Johns Hopkins Applied Physics Laboratory just released a report by Dr. Paul Stockton entitled (and linked here): Resilience for Grid Security Emergencies: Opportunities for Industry–Government Collaboration [hXXp://www.jhuapl.edu/Content/documents/ResilienceforGridSecurityEmergencies.pdf].

The report discusses potential Emergency Orders from the US Department of Energy that come from changes to the Federal Power Act as modified by the Fixing America’s Surface Transportation (FAST) Act.  The statute authorizes the Secretary of Energy to order emergency measures, following a Presidential declaration of a grid security emergency, to protect or restore the reliability of critical electric infrastructure or defense critical electric infrastructure during the emergency. A grid security emergency could result from a physical attack, a cyber-attack using electronic communication, an electromagnetic pulse (EMP), or a geomagnetic storm event, damaging certain electricity infrastructure assets and impairing the reliability of the Nation's power grid.

Last week, Tenable published a broad-ranging vulnerability assessment report that claimed to identify four distinct assessment “styles” leveraged by organizations. According to their research, the results provide insight on...

Last week, Tenable published a broad-ranging vulnerability assessment report that claimed to identify four distinct assessment “styles” leveraged by organizations. According to their research, the results provide insight on vulnerability assessment maturation and how to measure it.

In the report, Tenable indicates that the “utilities industry had the highest proportion of the low-maturity Minimalist style overall.” The report also stated that the “utilities industry showed no representatives who followed the mature Diligent style.”

The company states that the report was based on compiling data (methods and results) from 300,000+ scans on 2,100+ individual organizations across 66 countries over a three-month period (March to May 2018). Their report states that they used machine learning algorithms against that data to develop their findings.

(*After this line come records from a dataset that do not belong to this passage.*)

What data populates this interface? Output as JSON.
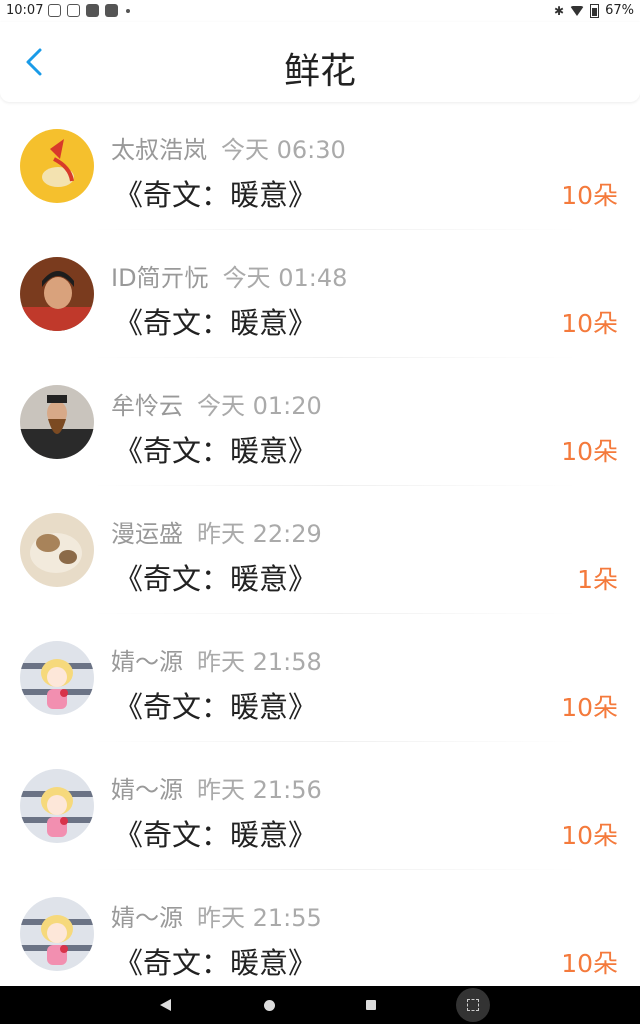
{
  "status_bar": {
    "time": "10:07",
    "battery": "67%",
    "icons": [
      "notification-icon",
      "weibo-icon",
      "app-icon",
      "app-icon",
      "dot-icon",
      "bluetooth-icon",
      "wifi-icon",
      "battery-icon"
    ]
  },
  "header": {
    "title": "鲜花",
    "back_icon": "chevron-left-icon",
    "accent": "#1a9be8"
  },
  "records": [
    {
      "name": "太叔浩岚",
      "time": "今天 06:30",
      "work": "《奇文：暖意》",
      "count": "10朵"
    },
    {
      "name": "ID简亓忨",
      "time": "今天 01:48",
      "work": "《奇文：暖意》",
      "count": "10朵"
    },
    {
      "name": "牟怜云",
      "time": "今天 01:20",
      "work": "《奇文：暖意》",
      "count": "10朵"
    },
    {
      "name": "漫运盛",
      "time": "昨天 22:29",
      "work": "《奇文：暖意》",
      "count": "1朵"
    },
    {
      "name": "婧～源",
      "time": "昨天 21:58",
      "work": "《奇文：暖意》",
      "count": "10朵"
    },
    {
      "name": "婧～源",
      "time": "昨天 21:56",
      "work": "《奇文：暖意》",
      "count": "10朵"
    },
    {
      "name": "婧～源",
      "time": "昨天 21:55",
      "work": "《奇文：暖意》",
      "count": "10朵"
    }
  ],
  "colors": {
    "count": "#f47a3c",
    "name": "#999999",
    "work": "#222222"
  },
  "nav_bar": {
    "icons": [
      "back-triangle-icon",
      "home-circle-icon",
      "recents-square-icon",
      "screenshot-icon"
    ]
  }
}
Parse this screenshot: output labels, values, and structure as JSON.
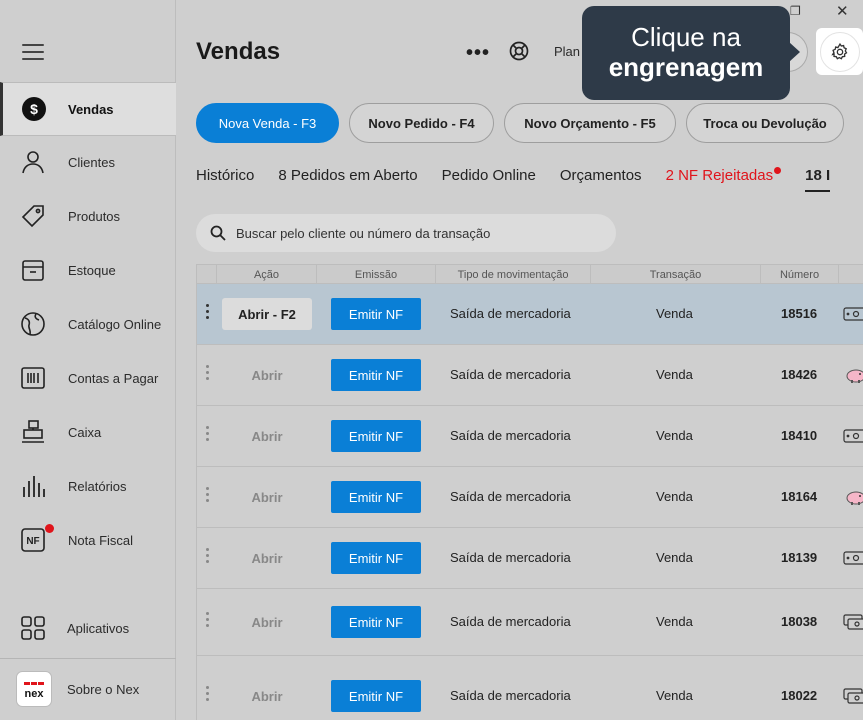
{
  "window": {
    "restore_icon": "restore-icon",
    "close_icon": "close-icon"
  },
  "sidebar": {
    "menu_icon": "hamburger-icon",
    "items": [
      {
        "label": "Vendas",
        "icon": "dollar-icon",
        "active": true
      },
      {
        "label": "Clientes",
        "icon": "user-icon"
      },
      {
        "label": "Produtos",
        "icon": "tag-icon"
      },
      {
        "label": "Estoque",
        "icon": "box-icon"
      },
      {
        "label": "Catálogo Online",
        "icon": "globe-icon"
      },
      {
        "label": "Contas a Pagar",
        "icon": "barcode-icon"
      },
      {
        "label": "Caixa",
        "icon": "register-icon"
      },
      {
        "label": "Relatórios",
        "icon": "bars-icon"
      },
      {
        "label": "Nota Fiscal",
        "icon": "nf-icon",
        "badge": true
      }
    ],
    "bottom": [
      {
        "label": "Aplicativos",
        "icon": "apps-icon"
      },
      {
        "label": "Sobre o Nex",
        "icon": "nex-logo-icon"
      }
    ],
    "nf_icon_text": "NF",
    "nex_logo_text": "nex"
  },
  "header": {
    "title": "Vendas",
    "more": "•••",
    "plan_label": "Plan",
    "settings_icon": "gear-icon"
  },
  "tooltip": {
    "line1": "Clique na",
    "line2": "engrenagem"
  },
  "actions": [
    {
      "label": "Nova Venda - F3",
      "primary": true
    },
    {
      "label": "Novo Pedido - F4"
    },
    {
      "label": "Novo Orçamento - F5"
    },
    {
      "label": "Troca ou Devolução"
    }
  ],
  "tabs": [
    {
      "label": "Histórico"
    },
    {
      "label": "8 Pedidos em Aberto"
    },
    {
      "label": "Pedido Online"
    },
    {
      "label": "Orçamentos"
    },
    {
      "label": "2 NF Rejeitadas",
      "alert": true
    },
    {
      "label": "18 I"
    }
  ],
  "search": {
    "placeholder": "Buscar pelo cliente ou número da transação"
  },
  "table": {
    "columns": [
      "Ação",
      "Emissão",
      "Tipo de movimentação",
      "Transação",
      "Número"
    ],
    "rows": [
      {
        "open": "Abrir - F2",
        "emit": "Emitir NF",
        "mov": "Saída de mercadoria",
        "trans": "Venda",
        "num": "18516",
        "pay": "cash",
        "selected": true
      },
      {
        "open": "Abrir",
        "emit": "Emitir NF",
        "mov": "Saída de mercadoria",
        "trans": "Venda",
        "num": "18426",
        "pay": "piggy"
      },
      {
        "open": "Abrir",
        "emit": "Emitir NF",
        "mov": "Saída de mercadoria",
        "trans": "Venda",
        "num": "18410",
        "pay": "cash"
      },
      {
        "open": "Abrir",
        "emit": "Emitir NF",
        "mov": "Saída de mercadoria",
        "trans": "Venda",
        "num": "18164",
        "pay": "piggy"
      },
      {
        "open": "Abrir",
        "emit": "Emitir NF",
        "mov": "Saída de mercadoria",
        "trans": "Venda",
        "num": "18139",
        "pay": "cash"
      },
      {
        "open": "Abrir",
        "emit": "Emitir NF",
        "mov": "Saída de mercadoria",
        "trans": "Venda",
        "num": "18038",
        "pay": "cash-stack"
      },
      {
        "open": "Abrir",
        "emit": "Emitir NF",
        "mov": "Saída de mercadoria",
        "trans": "Venda",
        "num": "18022",
        "pay": "cash-stack"
      }
    ]
  }
}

Tenable did not clarify what criteria was used to select participant organizations or how each organization was categorized into the eighteen industry categories detailed in the report. They also did not clarify the number of organizations within the “utility” group that were electricity companies.

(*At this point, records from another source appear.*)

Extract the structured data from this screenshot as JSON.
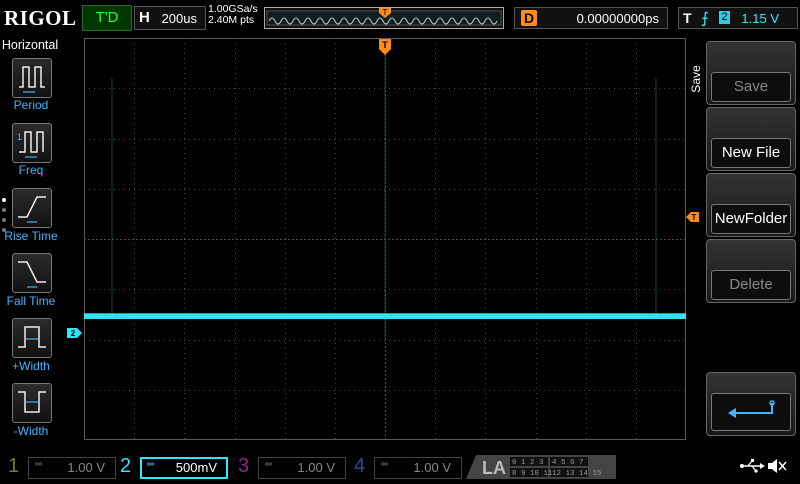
{
  "header": {
    "brand": "RIGOL",
    "trigger_status": "T'D",
    "horizontal": {
      "label": "H",
      "timebase": "200us"
    },
    "sample_rate": "1.00GSa/s",
    "memory_depth": "2.40M pts",
    "delay": {
      "label": "D",
      "value": "0.00000000ps"
    },
    "trigger": {
      "label": "T",
      "edge_symbol": "⨍",
      "source": "2",
      "level": "1.15 V"
    }
  },
  "left_menu": {
    "title": "Horizontal",
    "items": [
      {
        "label": "Period",
        "icon": "period-icon"
      },
      {
        "label": "Freq",
        "icon": "frequency-icon"
      },
      {
        "label": "Rise Time",
        "icon": "rise-time-icon"
      },
      {
        "label": "Fall Time",
        "icon": "fall-time-icon"
      },
      {
        "label": "+Width",
        "icon": "positive-width-icon"
      },
      {
        "label": "-Width",
        "icon": "negative-width-icon"
      }
    ]
  },
  "right_menu": {
    "title": "Save",
    "items": [
      {
        "label": "Save",
        "enabled": false
      },
      {
        "label": "New File",
        "enabled": true
      },
      {
        "label": "NewFolder",
        "enabled": true
      },
      {
        "label": "Delete",
        "enabled": false
      }
    ],
    "return_icon": "return-arrow-icon"
  },
  "markers": {
    "trigger_position": "T",
    "channel2_ground": "2"
  },
  "channels": [
    {
      "number": "1",
      "scale": "1.00 V",
      "color": "#7a7a2a",
      "active": false
    },
    {
      "number": "2",
      "scale": "500mV",
      "color": "#2ce6ff",
      "active": true
    },
    {
      "number": "3",
      "scale": "1.00 V",
      "color": "#8a2a8a",
      "active": false
    },
    {
      "number": "4",
      "scale": "1.00 V",
      "color": "#2a4a9a",
      "active": false
    }
  ],
  "logic_analyzer": {
    "label": "LA",
    "rows": [
      "0 1 2 3",
      "4 5 6 7",
      "8 9 10 11",
      "12 13 14 15"
    ]
  },
  "status_icons": [
    "usb-icon",
    "speaker-muted-icon"
  ],
  "colors": {
    "trace": "#2ce6ff",
    "trigger_marker": "#ff8c1a",
    "menu_label": "#3fb5ff",
    "grid": "#4a4a4a"
  }
}
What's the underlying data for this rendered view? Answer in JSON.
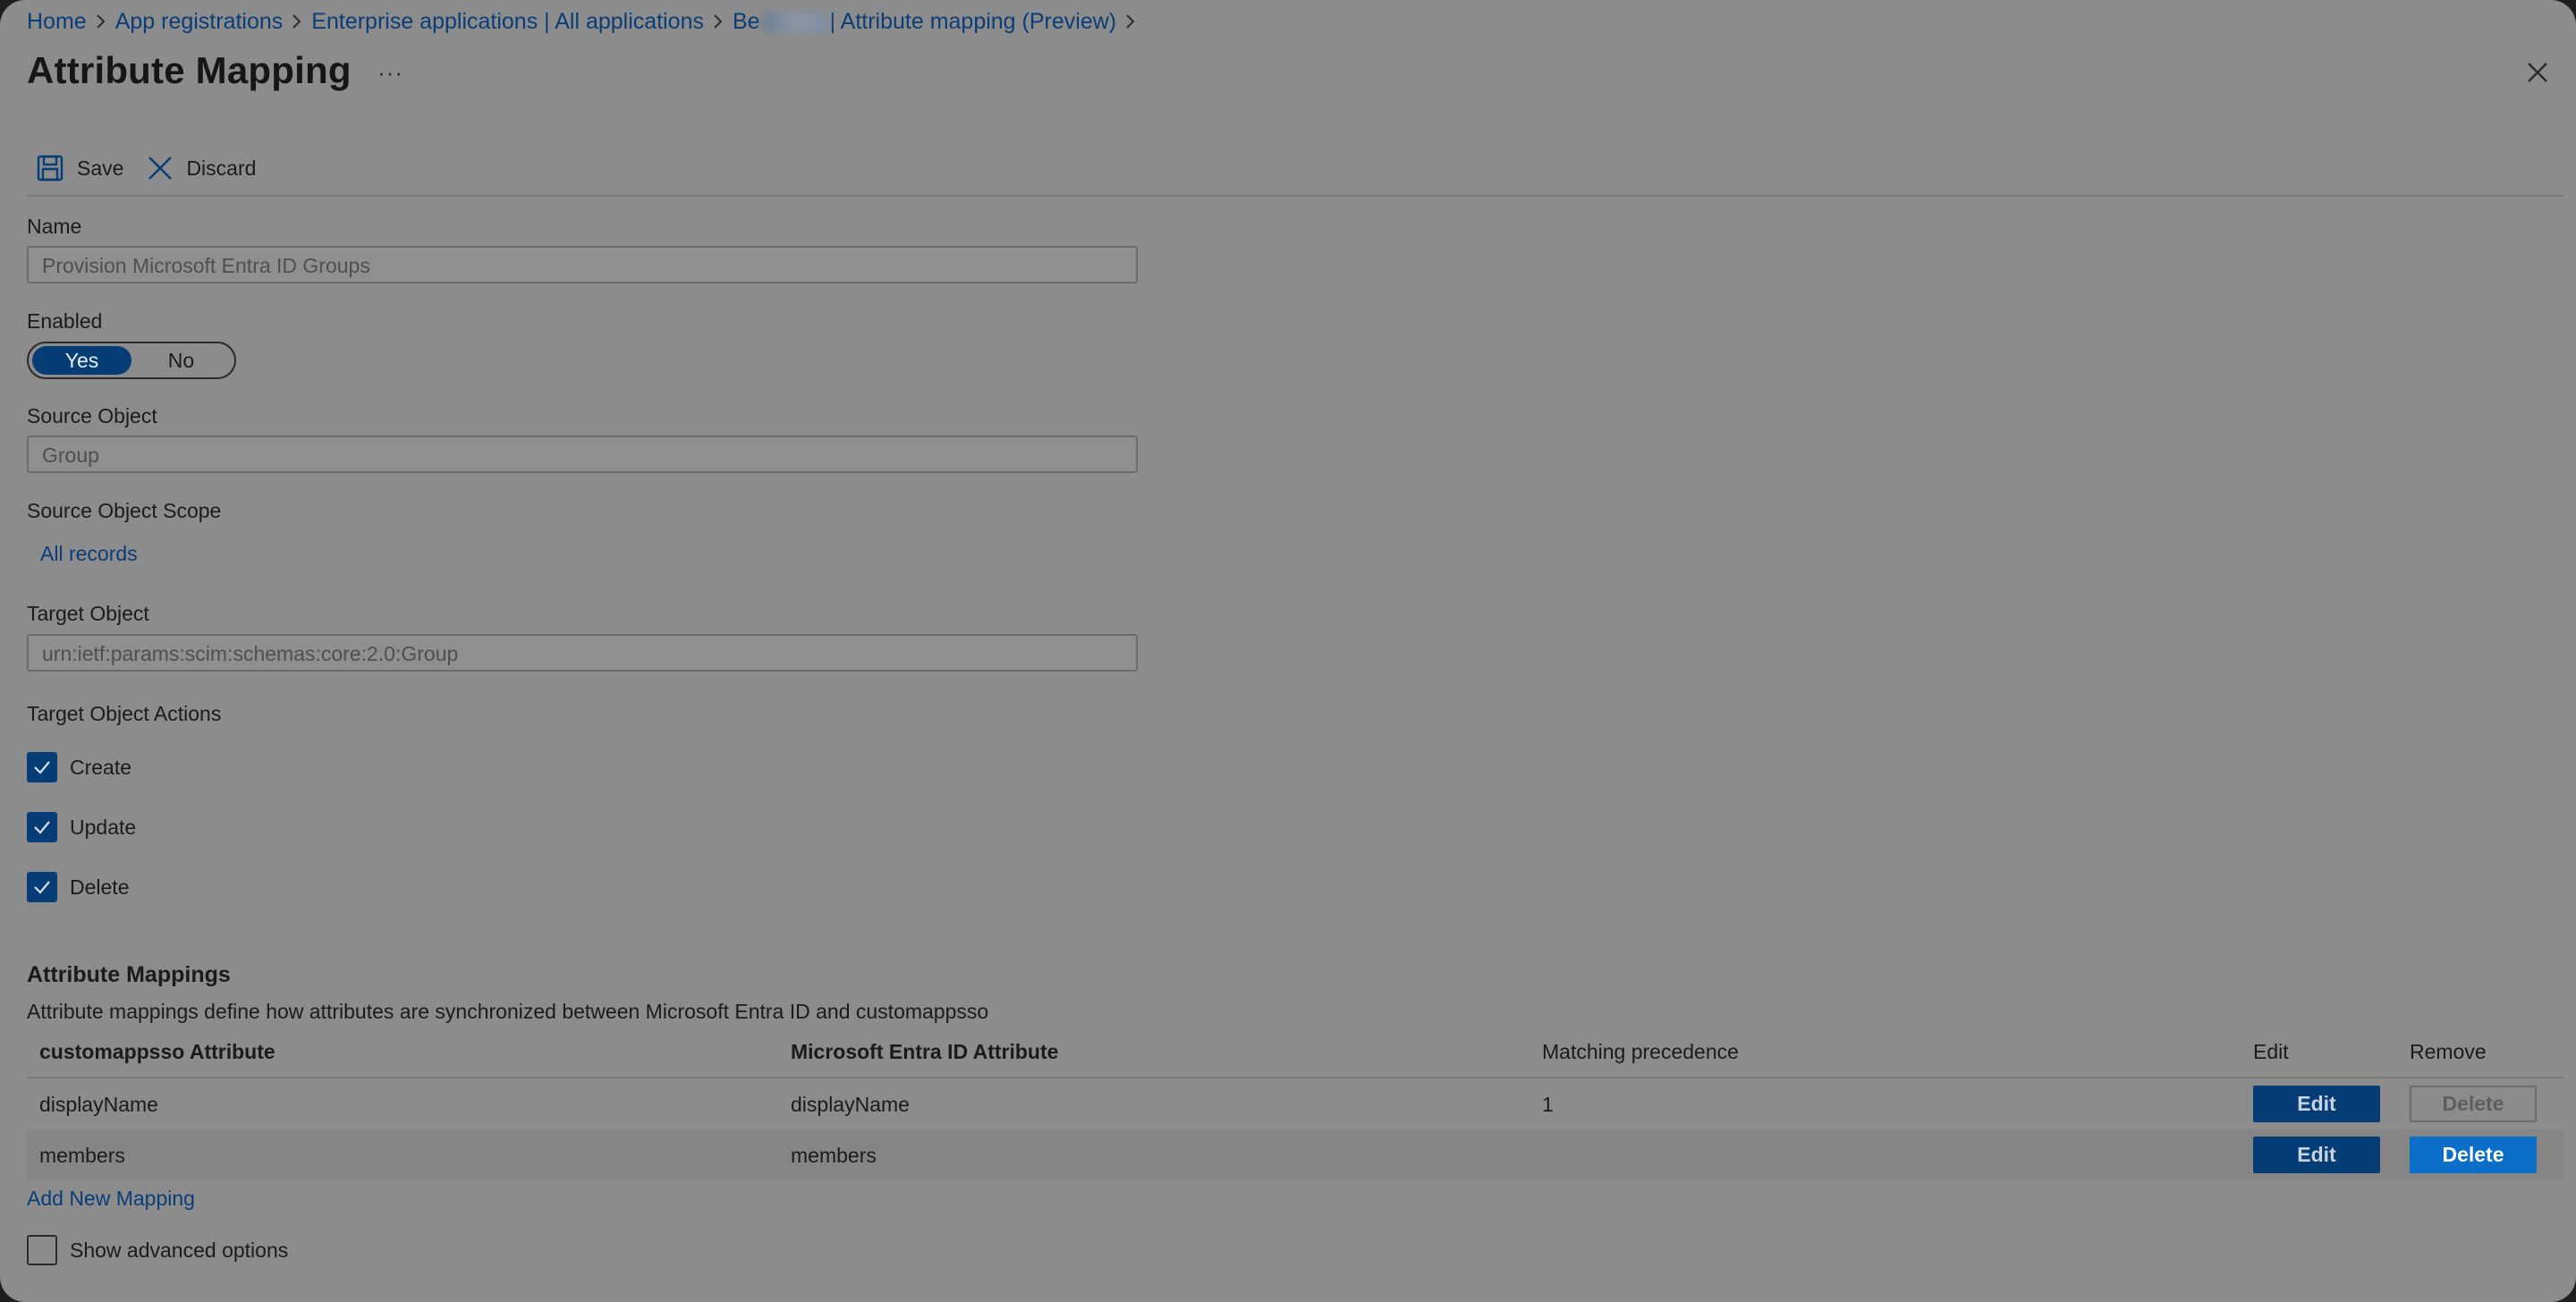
{
  "breadcrumb": {
    "items": [
      "Home",
      "App registrations",
      "Enterprise applications | All applications"
    ],
    "last_prefix": "Be",
    "last_suffix": "| Attribute mapping (Preview)"
  },
  "page": {
    "title": "Attribute Mapping",
    "more": "···"
  },
  "toolbar": {
    "save_label": "Save",
    "discard_label": "Discard"
  },
  "form": {
    "name_label": "Name",
    "name_value": "Provision Microsoft Entra ID Groups",
    "enabled_label": "Enabled",
    "enabled_yes": "Yes",
    "enabled_no": "No",
    "enabled_value": "Yes",
    "source_object_label": "Source Object",
    "source_object_value": "Group",
    "source_scope_label": "Source Object Scope",
    "source_scope_link": "All records",
    "target_object_label": "Target Object",
    "target_object_value": "urn:ietf:params:scim:schemas:core:2.0:Group",
    "target_actions_label": "Target Object Actions",
    "actions": [
      {
        "label": "Create",
        "checked": true
      },
      {
        "label": "Update",
        "checked": true
      },
      {
        "label": "Delete",
        "checked": true
      }
    ]
  },
  "mappings": {
    "title": "Attribute Mappings",
    "description": "Attribute mappings define how attributes are synchronized between Microsoft Entra ID and customappsso",
    "columns": [
      "customappsso Attribute",
      "Microsoft Entra ID Attribute",
      "Matching precedence",
      "Edit",
      "Remove"
    ],
    "rows": [
      {
        "target": "displayName",
        "source": "displayName",
        "precedence": "1",
        "edit": "Edit",
        "remove": "Delete",
        "remove_enabled": false
      },
      {
        "target": "members",
        "source": "members",
        "precedence": "",
        "edit": "Edit",
        "remove": "Delete",
        "remove_enabled": true
      }
    ],
    "add_link": "Add New Mapping",
    "advanced_label": "Show advanced options",
    "advanced_checked": false
  },
  "colors": {
    "accent": "#063d76",
    "link": "#0a3d78",
    "delete_active": "#0b6fc9",
    "overlay_bg": "#8c8c8c"
  }
}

Tenable is the company behind the commercial version of Nessus, a vulnerability scanner.

A team of ICS experts who spent the past year studying and re-creating the so-called TRITON/TRISIS malware that targeted a Schneider Electric safety instrumented system (SIS) at an oil and gas petrochemical plant has developed open source tools for...

A team of ICS experts who spent the past year studying and re-creating the so-called TRITON/TRISIS malware that targeted a Schneider Electric safety instrumented system (SIS) at an oil and gas petrochemical plant has developed open source tools for detecting it.

The researchers demonstrated how the malware works, as well as a simulation of how it could be used to wage a destructive attack. Nozomi Networks recently released the TriStation Protocol Plug-in for Wireshark that the researchers wrote to dissect the Triconex system's proprietary TriStation protocol. The free tool can detect TRITON malware communicating in the network, as well as gather intelligence on the communication, translate function codes, and extract PLC programs that it is transmitting. 

They subsequently added a second free TRITON defense tool, the Triconex Honeypot Tool, which simulates the controller so that ICS organizations can set up SIS lures (honeypots) to detect TRITON reconnaissance scans and attack attempts on their safety networks. 

While analyzing TRITON, the Nozomi researchers also stumbled on a built-in backdoor maintenance function in the Triconex TriStation 1131 version 4.9 controller.

"We also found two undocumented power users with hard-coded credentials," Nozomi wrote in a blog post today. "One of the power user's login enabled a hidden menu, which from an attacker's perspective, could be useful."